Start of Block
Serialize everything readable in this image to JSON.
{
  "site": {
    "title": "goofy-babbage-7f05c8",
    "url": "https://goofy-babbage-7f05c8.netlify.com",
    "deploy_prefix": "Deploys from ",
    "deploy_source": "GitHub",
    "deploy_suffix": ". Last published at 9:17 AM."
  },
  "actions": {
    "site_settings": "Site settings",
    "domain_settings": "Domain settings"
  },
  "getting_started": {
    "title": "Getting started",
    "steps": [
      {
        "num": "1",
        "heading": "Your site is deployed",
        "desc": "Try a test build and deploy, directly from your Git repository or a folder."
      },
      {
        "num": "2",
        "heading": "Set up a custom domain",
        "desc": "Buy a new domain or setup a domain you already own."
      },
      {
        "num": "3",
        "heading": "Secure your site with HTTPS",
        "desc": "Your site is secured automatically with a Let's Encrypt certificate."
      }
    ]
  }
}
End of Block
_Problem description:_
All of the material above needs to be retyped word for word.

_Reply to the exercise:_
Serialize everything readable in this image to JSON.
{
  "site": {
    "title": "goofy-babbage-7f05c8",
    "url": "https://goofy-babbage-7f05c8.netlify.com",
    "deploy_prefix": "Deploys from ",
    "deploy_source": "GitHub",
    "deploy_suffix": ". Last published at 9:17 AM."
  },
  "actions": {
    "site_settings": "Site settings",
    "domain_settings": "Domain settings"
  },
  "getting_started": {
    "title": "Getting started",
    "steps": [
      {
        "num": "1",
        "heading": "Your site is deployed",
        "desc": "Try a test build and deploy, directly from your Git repository or a folder."
      },
      {
        "num": "2",
        "heading": "Set up a custom domain",
        "desc": "Buy a new domain or setup a domain you already own."
      },
      {
        "num": "3",
        "heading": "Secure your site with HTTPS",
        "desc": "Your site is secured automatically with a Let's Encrypt certificate."
      }
    ]
  }
}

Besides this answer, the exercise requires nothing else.